Apple was ordered to pay $626 million to a startup for using its software to display album covers and other digital files on Macs and iPhones.
Motorola claimed Apple infringes 18 of its patents in lawsuits filed in the US, while Microsoft took aim at Android in a suit against Motorola, alleging the vendor runs its software for essential features such as email sync.
Verizon Wireless is set to break AT&T’s lock on the iPhone, with Apple ramping up mass production of a CDMA iPhone. The US carrier expanded its LTE rollout, announcing it will start service in 38 cities by year-end.
Nokia lost another executive when Ari Jaaksi, second in command of MeeGo platform development resigned.
Russian carrier Vimpelcom acquired Naguib Sawiris’ telecom assets for $6.6 billion (€4.7 billion), taking control of Orascom Telecom and Italian telco Wind.
Adobe’s stock spiked after a report of a secret meeting between CEO Shantanu Narayen and Microsoft boss Steve Ballmer.
Internet Explorer’s share of the global web browser market fell below 50% for the first time, as European restrictions begin to bite.
Motorola unveiled six new Android smartphones.
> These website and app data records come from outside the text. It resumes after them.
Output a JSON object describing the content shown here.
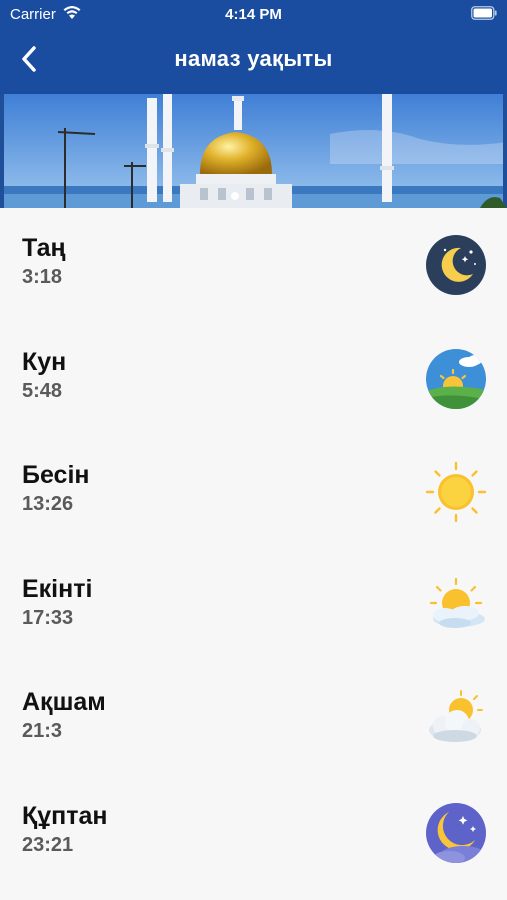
{
  "status_bar": {
    "carrier": "Carrier",
    "time": "4:14 PM"
  },
  "nav": {
    "title": "намаз уақыты"
  },
  "colors": {
    "nav_bg": "#1a4d9f",
    "page_bg": "#f7f7f8"
  },
  "prayers": [
    {
      "name": "Таң",
      "time": "3:18",
      "icon": "night-moon-icon"
    },
    {
      "name": "Кун",
      "time": "5:48",
      "icon": "sunrise-icon"
    },
    {
      "name": "Бесін",
      "time": "13:26",
      "icon": "sun-icon"
    },
    {
      "name": "Екінті",
      "time": "17:33",
      "icon": "sun-cloud-icon"
    },
    {
      "name": "Ақшам",
      "time": "21:3",
      "icon": "cloud-sun-icon"
    },
    {
      "name": "Құптан",
      "time": "23:21",
      "icon": "moon-stars-icon"
    }
  ]
}
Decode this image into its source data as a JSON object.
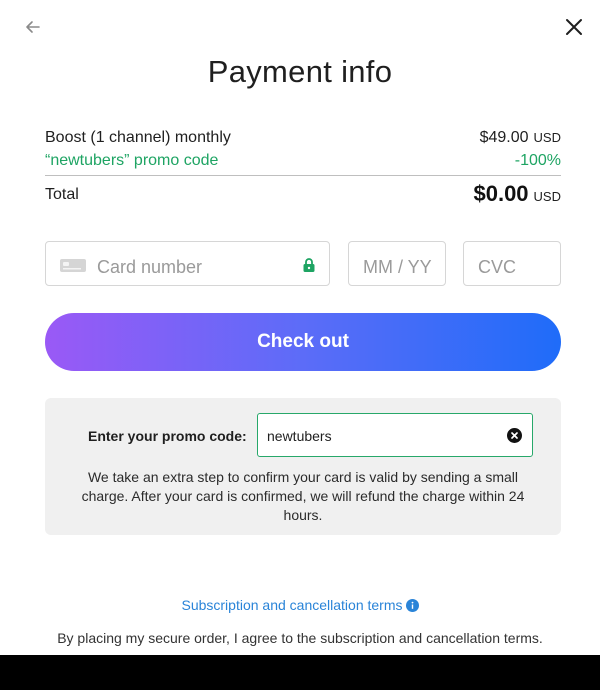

Qualcomm stopped selling its FLO mobile TV service in the US and began talks with potential buyers.
BT is once more seeking an exit from its 31% stake in Indian IT firm Tech Mahindra.
Vodafone revealed it will pump up to €1 billion into wireless broadband in Italy.
Twitter and Skype hired new CEOs.
NTT DoCoMo will start selling Samsung’s Galaxy S smartphone by the end of the month.
Global international internet traffic grew 62% in 2009-2010, down from 74% the previous year.
Scott Charney, the head of Microsoft’s Trustworthy Computing group, said infected or vulnerable PCs should be barred from the net.
Ericsson spurned BSNL’s $450 million (€326 million) GSM tender because it was unwilling to surrender its source code.
UK regulator Ofcom ordered BT to allow competitors access to its fiber network and ducts. It also threatened fines if carriers don’t improve access to special services for the disabled.
And a British teenager was jailed for 16 weeks for refusing to give police his computer password.